GOAL OF THE EXERCISE.
Copy out all the data, word for word.

___ DATA ___

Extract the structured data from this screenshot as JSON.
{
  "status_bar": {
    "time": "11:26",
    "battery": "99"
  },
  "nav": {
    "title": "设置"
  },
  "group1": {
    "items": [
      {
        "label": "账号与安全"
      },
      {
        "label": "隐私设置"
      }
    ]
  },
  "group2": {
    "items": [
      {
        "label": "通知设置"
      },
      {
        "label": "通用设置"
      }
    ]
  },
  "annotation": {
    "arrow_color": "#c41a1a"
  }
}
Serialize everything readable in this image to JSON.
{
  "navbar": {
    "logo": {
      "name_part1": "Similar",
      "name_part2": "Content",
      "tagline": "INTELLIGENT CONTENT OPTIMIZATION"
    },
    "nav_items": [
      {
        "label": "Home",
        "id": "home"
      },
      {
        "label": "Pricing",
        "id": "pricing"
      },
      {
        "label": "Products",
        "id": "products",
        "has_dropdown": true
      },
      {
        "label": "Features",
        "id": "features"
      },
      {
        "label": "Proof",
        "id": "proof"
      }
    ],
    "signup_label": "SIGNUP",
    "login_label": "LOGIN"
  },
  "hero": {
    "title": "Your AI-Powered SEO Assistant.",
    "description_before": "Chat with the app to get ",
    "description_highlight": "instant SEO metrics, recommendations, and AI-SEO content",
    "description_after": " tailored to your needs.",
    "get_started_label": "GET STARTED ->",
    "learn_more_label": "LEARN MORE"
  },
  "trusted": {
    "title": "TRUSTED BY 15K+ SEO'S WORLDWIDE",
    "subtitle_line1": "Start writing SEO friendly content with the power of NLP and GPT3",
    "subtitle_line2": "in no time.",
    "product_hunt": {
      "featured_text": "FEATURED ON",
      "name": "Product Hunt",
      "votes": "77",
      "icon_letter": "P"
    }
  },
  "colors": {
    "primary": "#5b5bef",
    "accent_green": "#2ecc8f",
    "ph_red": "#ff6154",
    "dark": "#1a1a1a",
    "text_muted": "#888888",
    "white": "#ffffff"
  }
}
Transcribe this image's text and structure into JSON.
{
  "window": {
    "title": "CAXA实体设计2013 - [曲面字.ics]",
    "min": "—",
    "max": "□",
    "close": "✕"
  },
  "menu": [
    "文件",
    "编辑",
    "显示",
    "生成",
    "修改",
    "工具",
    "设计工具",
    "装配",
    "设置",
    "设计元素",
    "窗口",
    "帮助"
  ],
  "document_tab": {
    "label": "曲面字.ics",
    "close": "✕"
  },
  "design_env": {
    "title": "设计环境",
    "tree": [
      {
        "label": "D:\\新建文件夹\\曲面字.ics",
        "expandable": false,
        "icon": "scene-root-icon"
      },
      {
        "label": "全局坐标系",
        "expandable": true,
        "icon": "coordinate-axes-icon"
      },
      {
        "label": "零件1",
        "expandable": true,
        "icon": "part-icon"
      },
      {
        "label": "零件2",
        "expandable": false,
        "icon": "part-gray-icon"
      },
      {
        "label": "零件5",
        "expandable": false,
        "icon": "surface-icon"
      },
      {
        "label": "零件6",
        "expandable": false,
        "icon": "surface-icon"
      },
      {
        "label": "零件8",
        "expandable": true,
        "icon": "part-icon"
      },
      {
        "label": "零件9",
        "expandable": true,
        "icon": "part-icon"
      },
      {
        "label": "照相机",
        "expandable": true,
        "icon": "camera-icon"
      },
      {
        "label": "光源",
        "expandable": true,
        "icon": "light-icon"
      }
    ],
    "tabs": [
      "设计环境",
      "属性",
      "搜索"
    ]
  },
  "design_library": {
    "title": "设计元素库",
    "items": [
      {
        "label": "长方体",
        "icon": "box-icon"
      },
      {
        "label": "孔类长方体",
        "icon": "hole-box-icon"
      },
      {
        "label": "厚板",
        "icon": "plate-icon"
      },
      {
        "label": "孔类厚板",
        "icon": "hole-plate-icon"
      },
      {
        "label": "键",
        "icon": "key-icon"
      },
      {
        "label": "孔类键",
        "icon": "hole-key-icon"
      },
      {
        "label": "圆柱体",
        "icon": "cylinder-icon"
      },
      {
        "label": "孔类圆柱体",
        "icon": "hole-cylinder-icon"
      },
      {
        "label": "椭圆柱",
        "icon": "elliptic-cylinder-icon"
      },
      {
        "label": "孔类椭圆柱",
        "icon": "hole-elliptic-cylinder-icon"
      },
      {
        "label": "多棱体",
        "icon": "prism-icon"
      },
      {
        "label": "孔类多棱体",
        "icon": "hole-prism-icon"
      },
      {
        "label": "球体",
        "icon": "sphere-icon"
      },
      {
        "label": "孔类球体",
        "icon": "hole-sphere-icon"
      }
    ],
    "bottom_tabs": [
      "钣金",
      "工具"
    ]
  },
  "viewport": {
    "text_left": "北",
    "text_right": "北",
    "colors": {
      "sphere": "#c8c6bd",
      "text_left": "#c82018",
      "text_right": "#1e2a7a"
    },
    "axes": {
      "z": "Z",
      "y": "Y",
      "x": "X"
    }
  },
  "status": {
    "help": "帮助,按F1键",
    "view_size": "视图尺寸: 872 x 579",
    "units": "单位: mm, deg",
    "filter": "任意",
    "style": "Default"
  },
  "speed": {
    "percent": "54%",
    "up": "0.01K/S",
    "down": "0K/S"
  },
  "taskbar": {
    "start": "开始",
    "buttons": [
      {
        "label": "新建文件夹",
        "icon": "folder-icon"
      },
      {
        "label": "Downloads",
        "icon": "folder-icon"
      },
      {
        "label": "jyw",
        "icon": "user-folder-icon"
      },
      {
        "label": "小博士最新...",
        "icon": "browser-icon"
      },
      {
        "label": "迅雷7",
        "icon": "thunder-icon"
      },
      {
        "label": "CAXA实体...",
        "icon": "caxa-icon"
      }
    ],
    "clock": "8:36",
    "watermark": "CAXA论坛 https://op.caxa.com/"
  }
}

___

RESPONSE AREA.
Extract the structured data from this screenshot as JSON.
{
  "status_bar": {
    "time": "11:26",
    "battery": "99"
  },
  "nav": {
    "title": "设置"
  },
  "group1": {
    "items": [
      {
        "label": "账号与安全"
      },
      {
        "label": "隐私设置"
      }
    ]
  },
  "group2": {
    "items": [
      {
        "label": "通知设置"
      },
      {
        "label": "通用设置"
      }
    ]
  },
  "annotation": {
    "arrow_color": "#c41a1a"
  }
}
Serialize everything readable in this image to JSON.
{
  "navbar": {
    "logo": {
      "name_part1": "Similar",
      "name_part2": "Content",
      "tagline": "INTELLIGENT CONTENT OPTIMIZATION"
    },
    "nav_items": [
      {
        "label": "Home",
        "id": "home"
      },
      {
        "label": "Pricing",
        "id": "pricing"
      },
      {
        "label": "Products",
        "id": "products",
        "has_dropdown": true
      },
      {
        "label": "Features",
        "id": "features"
      },
      {
        "label": "Proof",
        "id": "proof"
      }
    ],
    "signup_label": "SIGNUP",
    "login_label": "LOGIN"
  },
  "hero": {
    "title": "Your AI-Powered SEO Assistant.",
    "description_before": "Chat with the app to get ",
    "description_highlight": "instant SEO metrics, recommendations, and AI-SEO content",
    "description_after": " tailored to your needs.",
    "get_started_label": "GET STARTED ->",
    "learn_more_label": "LEARN MORE"
  },
  "trusted": {
    "title": "TRUSTED BY 15K+ SEO'S WORLDWIDE",
    "subtitle_line1": "Start writing SEO friendly content with the power of NLP and GPT3",
    "subtitle_line2": "in no time.",
    "product_hunt": {
      "featured_text": "FEATURED ON",
      "name": "Product Hunt",
      "votes": "77",
      "icon_letter": "P"
    }
  },
  "colors": {
    "primary": "#5b5bef",
    "accent_green": "#2ecc8f",
    "ph_red": "#ff6154",
    "dark": "#1a1a1a",
    "text_muted": "#888888",
    "white": "#ffffff"
  }
}
Transcribe this image's text and structure into JSON.
{
  "window": {
    "title": "CAXA实体设计2013 - [曲面字.ics]",
    "min": "—",
    "max": "□",
    "close": "✕"
  },
  "menu": [
    "文件",
    "编辑",
    "显示",
    "生成",
    "修改",
    "工具",
    "设计工具",
    "装配",
    "设置",
    "设计元素",
    "窗口",
    "帮助"
  ],
  "document_tab": {
    "label": "曲面字.ics",
    "close": "✕"
  },
  "design_env": {
    "title": "设计环境",
    "tree": [
      {
        "label": "D:\\新建文件夹\\曲面字.ics",
        "expandable": false,
        "icon": "scene-root-icon"
      },
      {
        "label": "全局坐标系",
        "expandable": true,
        "icon": "coordinate-axes-icon"
      },
      {
        "label": "零件1",
        "expandable": true,
        "icon": "part-icon"
      },
      {
        "label": "零件2",
        "expandable": false,
        "icon": "part-gray-icon"
      },
      {
        "label": "零件5",
        "expandable": false,
        "icon": "surface-icon"
      },
      {
        "label": "零件6",
        "expandable": false,
        "icon": "surface-icon"
      },
      {
        "label": "零件8",
        "expandable": true,
        "icon": "part-icon"
      },
      {
        "label": "零件9",
        "expandable": true,
        "icon": "part-icon"
      },
      {
        "label": "照相机",
        "expandable": true,
        "icon": "camera-icon"
      },
      {
        "label": "光源",
        "expandable": true,
        "icon": "light-icon"
      }
    ],
    "tabs": [
      "设计环境",
      "属性",
      "搜索"
    ]
  },
  "design_library": {
    "title": "设计元素库",
    "items": [
      {
        "label": "长方体",
        "icon": "box-icon"
      },
      {
        "label": "孔类长方体",
        "icon": "hole-box-icon"
      },
      {
        "label": "厚板",
        "icon": "plate-icon"
      },
      {
        "label": "孔类厚板",
        "icon": "hole-plate-icon"
      },
      {
        "label": "键",
        "icon": "key-icon"
      },
      {
        "label": "孔类键",
        "icon": "hole-key-icon"
      },
      {
        "label": "圆柱体",
        "icon": "cylinder-icon"
      },
      {
        "label": "孔类圆柱体",
        "icon": "hole-cylinder-icon"
      },
      {
        "label": "椭圆柱",
        "icon": "elliptic-cylinder-icon"
      },
      {
        "label": "孔类椭圆柱",
        "icon": "hole-elliptic-cylinder-icon"
      },
      {
        "label": "多棱体",
        "icon": "prism-icon"
      },
      {
        "label": "孔类多棱体",
        "icon": "hole-prism-icon"
      },
      {
        "label": "球体",
        "icon": "sphere-icon"
      },
      {
        "label": "孔类球体",
        "icon": "hole-sphere-icon"
      }
    ],
    "bottom_tabs": [
      "钣金",
      "工具"
    ]
  },
  "viewport": {
    "text_left": "北",
    "text_right": "北",
    "colors": {
      "sphere": "#c8c6bd",
      "text_left": "#c82018",
      "text_right": "#1e2a7a"
    },
    "axes": {
      "z": "Z",
      "y": "Y",
      "x": "X"
    }
  },
  "status": {
    "help": "帮助,按F1键",
    "view_size": "视图尺寸: 872 x 579",
    "units": "单位: mm, deg",
    "filter": "任意",
    "style": "Default"
  },
  "speed": {
    "percent": "54%",
    "up": "0.01K/S",
    "down": "0K/S"
  },
  "taskbar": {
    "start": "开始",
    "buttons": [
      {
        "label": "新建文件夹",
        "icon": "folder-icon"
      },
      {
        "label": "Downloads",
        "icon": "folder-icon"
      },
      {
        "label": "jyw",
        "icon": "user-folder-icon"
      },
      {
        "label": "小博士最新...",
        "icon": "browser-icon"
      },
      {
        "label": "迅雷7",
        "icon": "thunder-icon"
      },
      {
        "label": "CAXA实体...",
        "icon": "caxa-icon"
      }
    ],
    "clock": "8:36",
    "watermark": "CAXA论坛 https://op.caxa.com/"
  }
}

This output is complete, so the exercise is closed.